"There is great unity in my campaign, perhaps greater than ever before. I want to thank everyone for your tremendous support. Beat Crooked H!" he wrote on Twitter early on Wednesday, referring to his Democratic rival, Hillary Clinton.
Campaign manager Paul Manafort told Fox News the campaign was moving in a positive direction, with Trump himself in control. "The campaign is in very good shape. We are organised. We are moving forward," Manafort said.
In Daytona, Florida, Trump said the news media's coverage of him was dishonest.
"We're doing quite well despite the fact that we get a totally false narrative," he told supporters at a rally.
At another campaign event in Florida, in Jacksonville, Trump pointed out a group of families, known as Gold Star families, who have lost loved ones in war, calling them "incredible people." He didn't mention the spat with the Khans.
Trump's always unruly campaign has been mired in disorder in recent days. On Monday, Trump fired Ed Brookover, a senior adviser hired as a liaison between the campaign and the RNC.
Ryan, who is favoured to win next week in his race against primary challenger Paul Nehlen, appeared to be trying to ignore the snub from Trump. An aide to the speaker said he would not have time to meet Trump later this week, when Trump is expected to be campaigning in Wisconsin, Ryan's home state.
The aide did not indicate whether anyone had requested a get-together of Trump and Ryan, but when asked whether they might meet to patch things up, the aide told Reuters, "The speaker has a full schedule – can’t back out of previous commitments in the (congressional) district.”
A Republican congressional aide said there was deep frustration on Capitol Hill that Trump keeps engaging in "petty spats." The aide said congressional offices that support Trump got two sets of talking points on Monday from the campaign about the Khan situation but have not heard anything from the campaign about Trump's Ryan comments.
The dissent over the Trump campaign also took other turns.
Late on Tuesday, Meg Whitman, a prominent Republican fundraiser and chief executive of Hewlett Packard Enterprise <HPE.N>, endorsed Clinton's White House bid, calling Trump an "authoritarian character" and a threat to democracy.
In better news for Trump, his campaign and the RNC jointly raised $80 million (£60 million) for his White House bid in July, the campaign said on Wednesday. That was less than the $90 million Clinton raised along with the national Democratic Party the same month, but it was a substantial bump from past months.
A former reality TV star, Trump has won support particularly from white blue-collar workers who feel neglected by the political establishment. Along with his proposed ban on Muslims, his plans have included building a wall along the Mexican border to keep out illegal immigrants and renegotiating trade agreements.

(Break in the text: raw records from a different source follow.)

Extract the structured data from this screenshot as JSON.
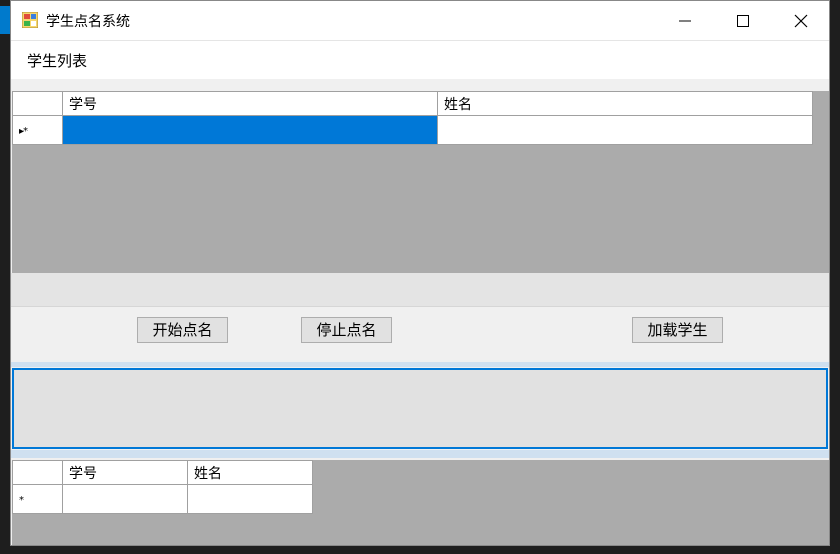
{
  "window": {
    "title": "学生点名系统"
  },
  "titlebar": {
    "minimize_icon": "minimize-icon",
    "maximize_icon": "maximize-icon",
    "close_icon": "close-icon"
  },
  "menu": {
    "items": [
      {
        "label": "学生列表"
      }
    ]
  },
  "top_grid": {
    "columns": [
      "学号",
      "姓名"
    ],
    "row_header": "▸*"
  },
  "buttons": {
    "start": "开始点名",
    "stop": "停止点名",
    "load": "加载学生"
  },
  "bottom_grid": {
    "columns": [
      "学号",
      "姓名"
    ],
    "row_header": "*"
  },
  "colors": {
    "selection": "#0078d7",
    "grid_background": "#ababab",
    "form_background": "#f0f0f0"
  }
}
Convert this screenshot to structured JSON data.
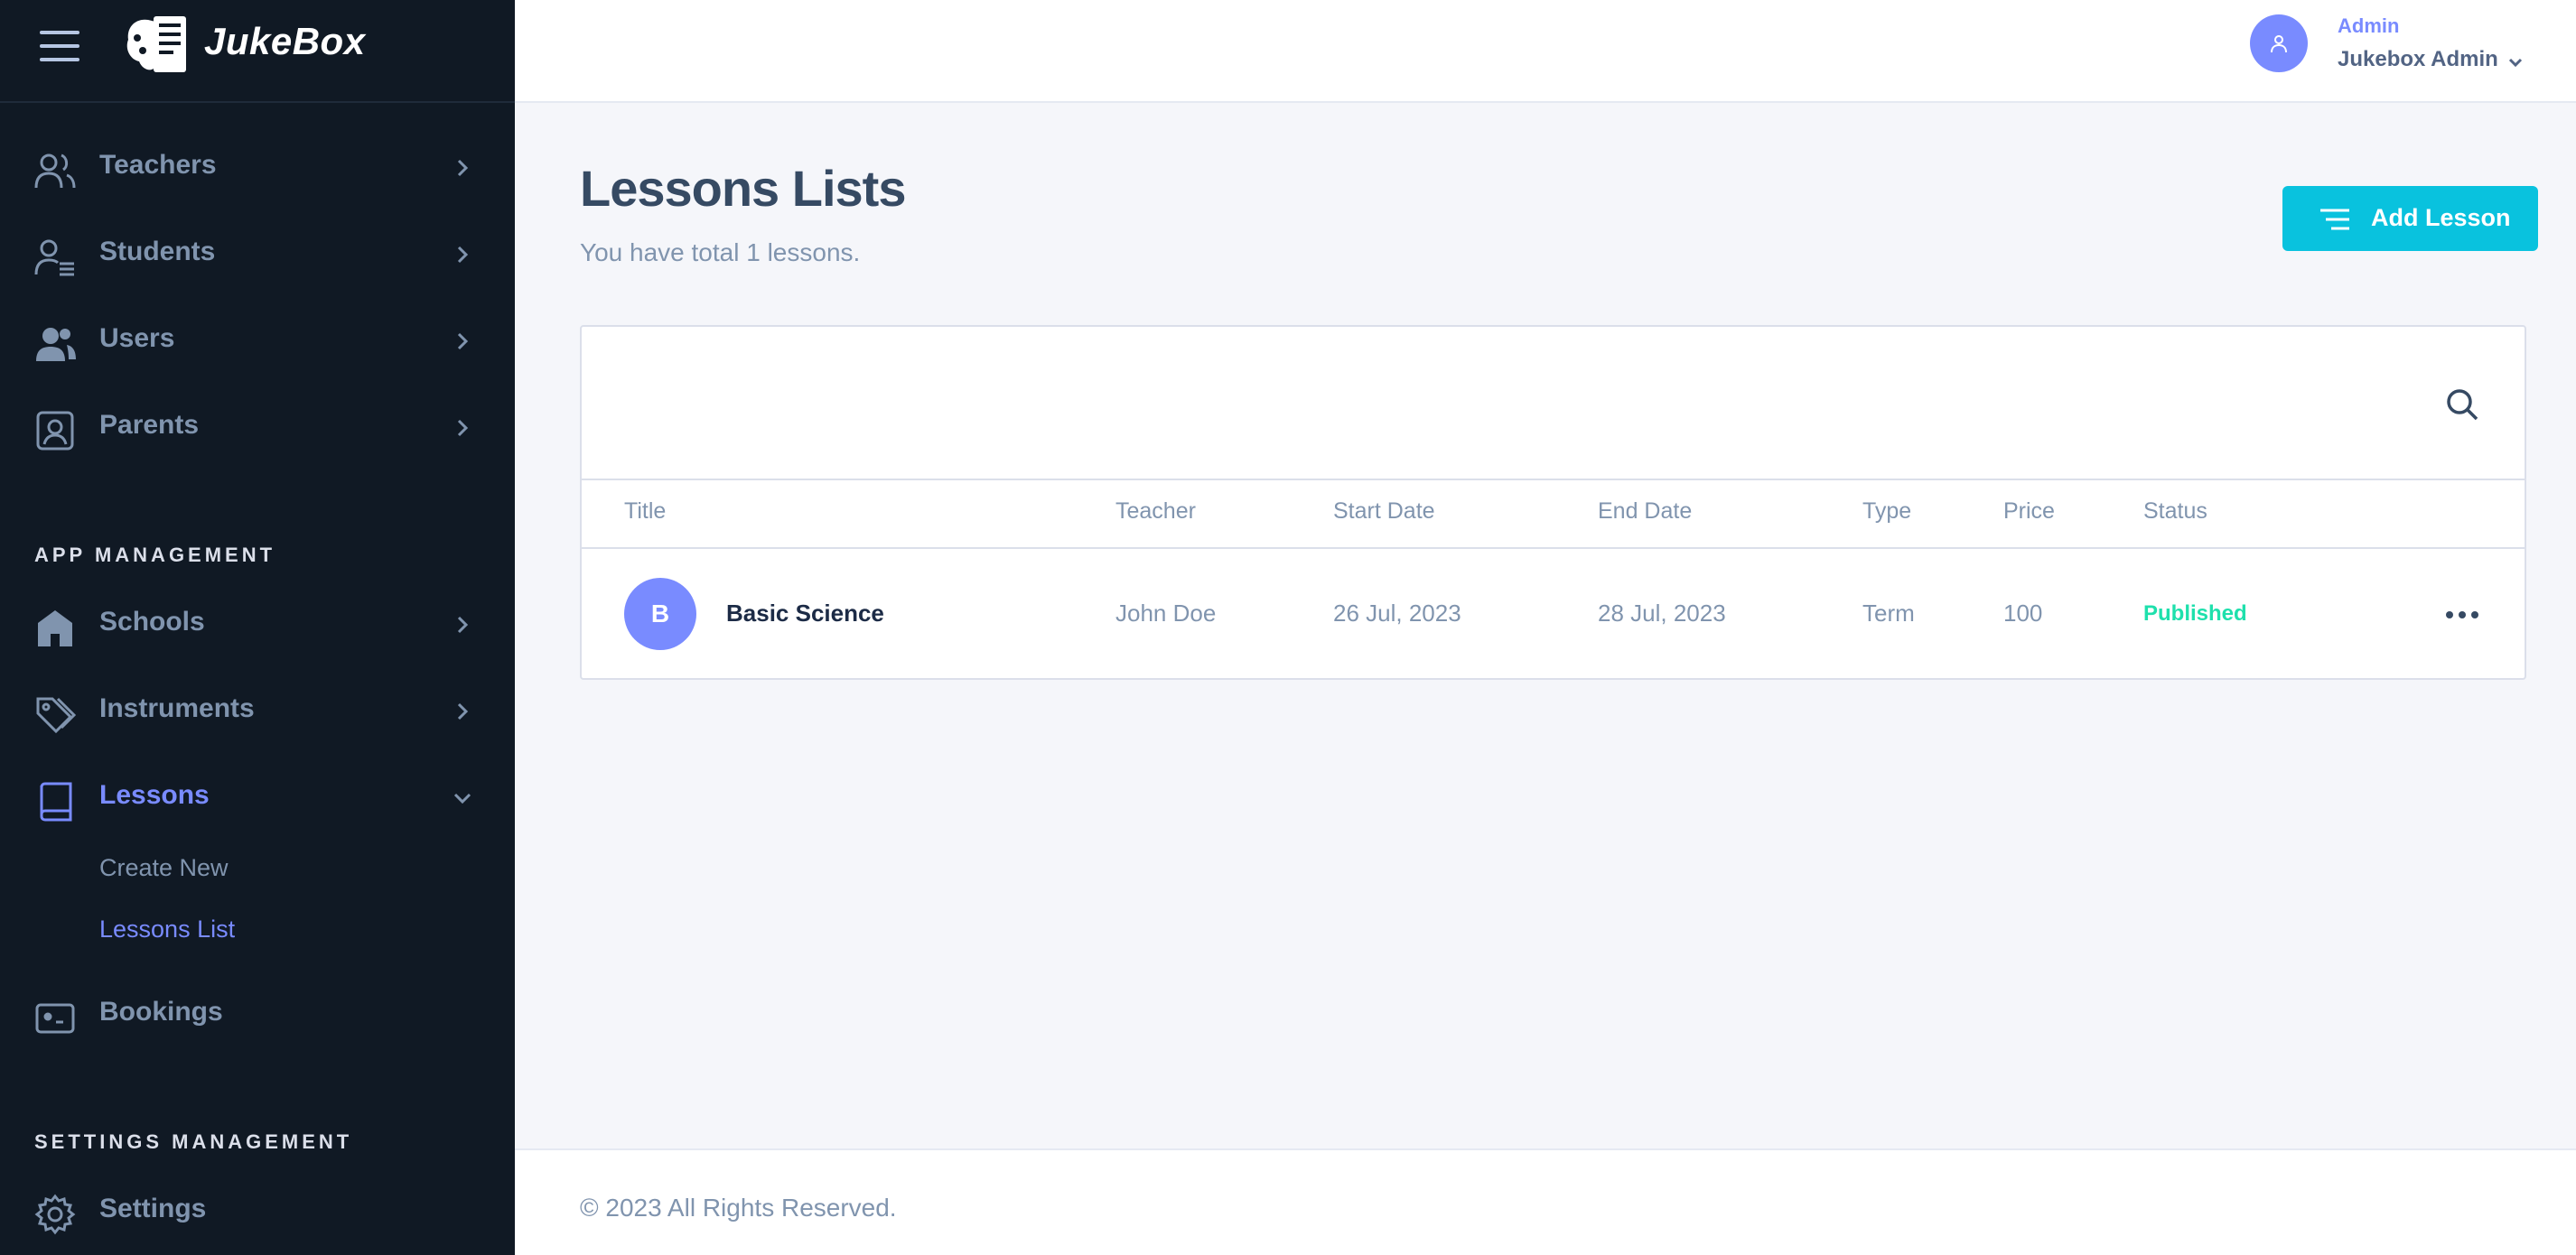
{
  "brand": {
    "name": "JukeBox"
  },
  "nav": {
    "items": [
      {
        "label": "Teachers",
        "icon": "teachers-icon"
      },
      {
        "label": "Students",
        "icon": "students-icon"
      },
      {
        "label": "Users",
        "icon": "users-icon"
      },
      {
        "label": "Parents",
        "icon": "parents-icon"
      }
    ],
    "app_section": "APP MANAGEMENT",
    "app_items": [
      {
        "label": "Schools",
        "icon": "school-icon"
      },
      {
        "label": "Instruments",
        "icon": "tag-icon"
      },
      {
        "label": "Lessons",
        "icon": "book-icon",
        "expanded": true
      }
    ],
    "lesson_sub": [
      {
        "label": "Create New"
      },
      {
        "label": "Lessons List",
        "active": true
      }
    ],
    "bookings": {
      "label": "Bookings",
      "icon": "ticket-icon"
    },
    "settings_section": "SETTINGS MANAGEMENT",
    "settings": {
      "label": "Settings",
      "icon": "gear-icon"
    }
  },
  "header": {
    "role": "Admin",
    "user_name": "Jukebox Admin"
  },
  "page": {
    "title": "Lessons Lists",
    "subtitle": "You have total 1 lessons.",
    "add_button": "Add Lesson"
  },
  "table": {
    "columns": [
      "Title",
      "Teacher",
      "Start Date",
      "End Date",
      "Type",
      "Price",
      "Status"
    ],
    "rows": [
      {
        "initial": "B",
        "title": "Basic Science",
        "teacher": "John Doe",
        "start": "26 Jul, 2023",
        "end": "28 Jul, 2023",
        "type": "Term",
        "price": "100",
        "status": "Published"
      }
    ]
  },
  "footer": {
    "text": "© 2023 All Rights Reserved."
  },
  "colors": {
    "sidebar": "#101924",
    "accent": "#798bff",
    "button": "#09c2de",
    "published": "#1ee0ac"
  }
}
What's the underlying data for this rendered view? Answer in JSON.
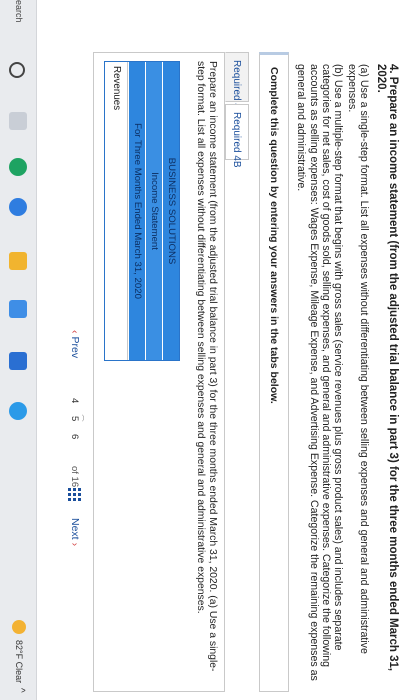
{
  "problem": {
    "title": "4. Prepare an income statement (from the adjusted trial balance in part 3) for the three months ended March 31, 2020.",
    "part_a": "(a) Use a single-step format. List all expenses without differentiating between selling expenses and general and administrative expenses.",
    "part_b": "(b) Use a multiple-step format that begins with gross sales (service revenues plus gross product sales) and includes separate categories for net sales, cost of goods sold, selling expenses, and general and administrative expenses. Categorize the following accounts as selling expenses: Wages Expense, Mileage Expense, and Advertising Expense. Categorize the remaining expenses as general and administrative."
  },
  "instruction": "Complete this question by entering your answers in the tabs below.",
  "tabs": [
    {
      "label": "Required 4A"
    },
    {
      "label": "Required 4B"
    }
  ],
  "panel": {
    "instruction": "Prepare an income statement (from the adjusted trial balance in part 3) for the three months ended March 31, 2020. (a) Use a single-step format. List all expenses without differentiating between selling expenses and general and administrative expenses."
  },
  "statement": {
    "company": "BUSINESS SOLUTIONS",
    "name": "Income Statement",
    "period": "For Three Months Ended March 31, 2020",
    "first_row": "Revenues"
  },
  "pager": {
    "prev_label": "Prev",
    "pages": [
      "4",
      "5",
      "6"
    ],
    "current": "5",
    "total": "of 16",
    "next_label": "Next"
  },
  "taskbar": {
    "search_label": "earch",
    "weather": "82°F Clear"
  },
  "colors": {
    "link": "#1b4f9c",
    "accent_red": "#d23a3a",
    "table_blue": "#2e86de"
  }
}
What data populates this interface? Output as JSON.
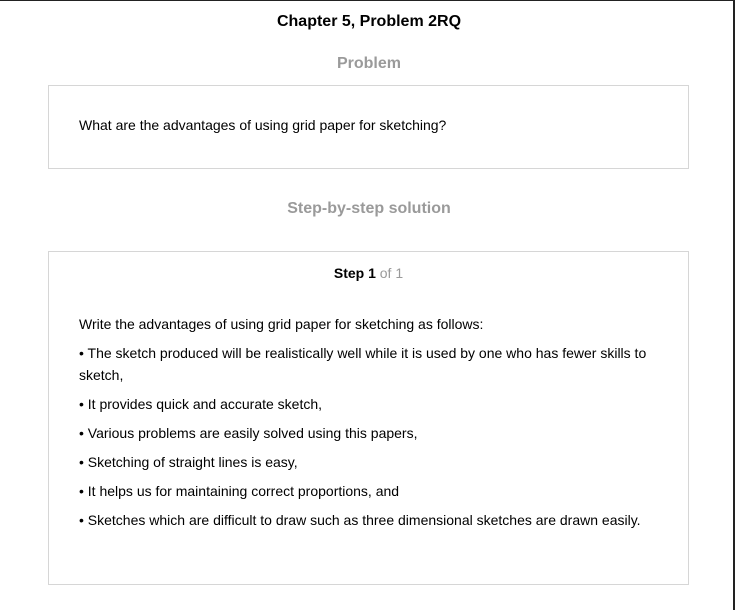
{
  "chapter_title": "Chapter 5, Problem 2RQ",
  "problem": {
    "heading": "Problem",
    "text": "What are the advantages of using grid paper for sketching?"
  },
  "solution": {
    "heading": "Step-by-step solution",
    "step_label": "Step 1",
    "step_total": " of 1",
    "intro": "Write the advantages of using grid paper for sketching as follows:",
    "points": [
      "• The sketch produced will be realistically well while it is used by one who has fewer skills to sketch,",
      "• It provides quick and accurate sketch,",
      "• Various problems are easily solved using this papers,",
      "• Sketching of straight lines is easy,",
      "• It helps us for maintaining correct proportions, and",
      "• Sketches which are difficult to draw such as three dimensional sketches are drawn easily."
    ]
  }
}
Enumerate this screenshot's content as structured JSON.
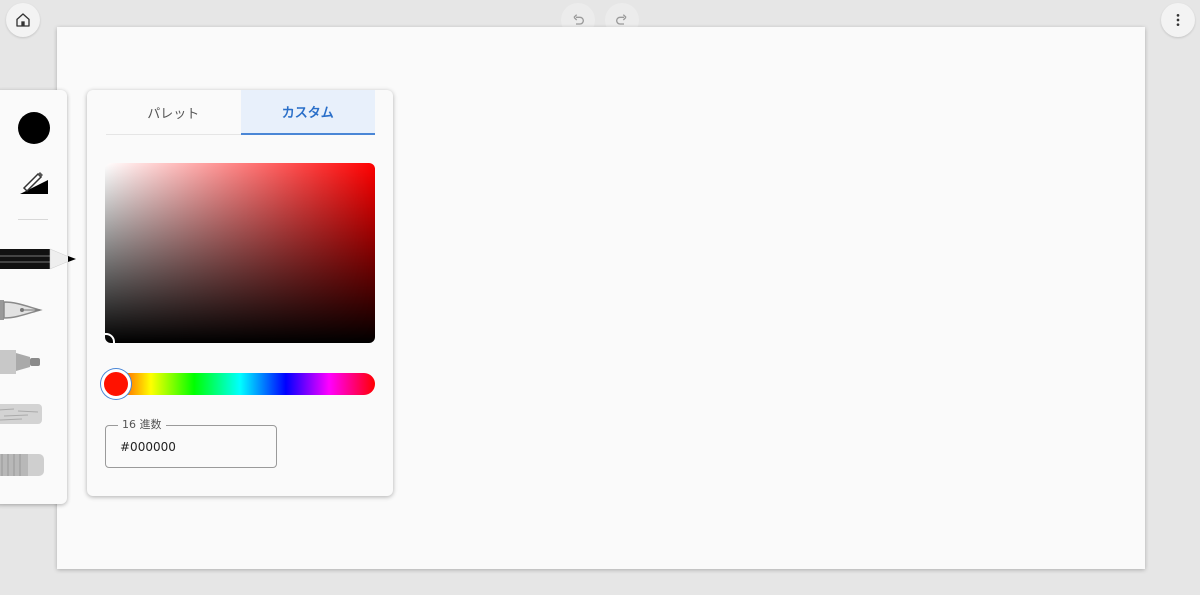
{
  "tabs": [
    {
      "label": "パレット",
      "active": false
    },
    {
      "label": "カスタム",
      "active": true
    }
  ],
  "picker": {
    "hue_color": "#ff0000",
    "thumb_color": "#ff1200"
  },
  "hex": {
    "label": "16 進数",
    "value": "#000000"
  },
  "current_color": "#000000",
  "accent_color": "#2a6fc9",
  "icons": {
    "home": "home-icon",
    "undo": "undo-icon",
    "redo": "redo-icon",
    "menu": "more-vert-icon"
  }
}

Opinion polls have shown Clinton benefiting from a boost after her party's convention last week. The RealClearPolitics average of recent national polls put her 4.5 percentage points ahead of Trump, at 46.5 percent to 42 percent.
The Detroit Economic Club, where candidates usually appear to give major economic addresses, said Trump would speak at the club on Monday.
(Additional reporting by Doina Chiacu, David Alexander and Susan Cornwell; Writing by Frances Kerry; Editing by James Dalgleish and Leslie Adler)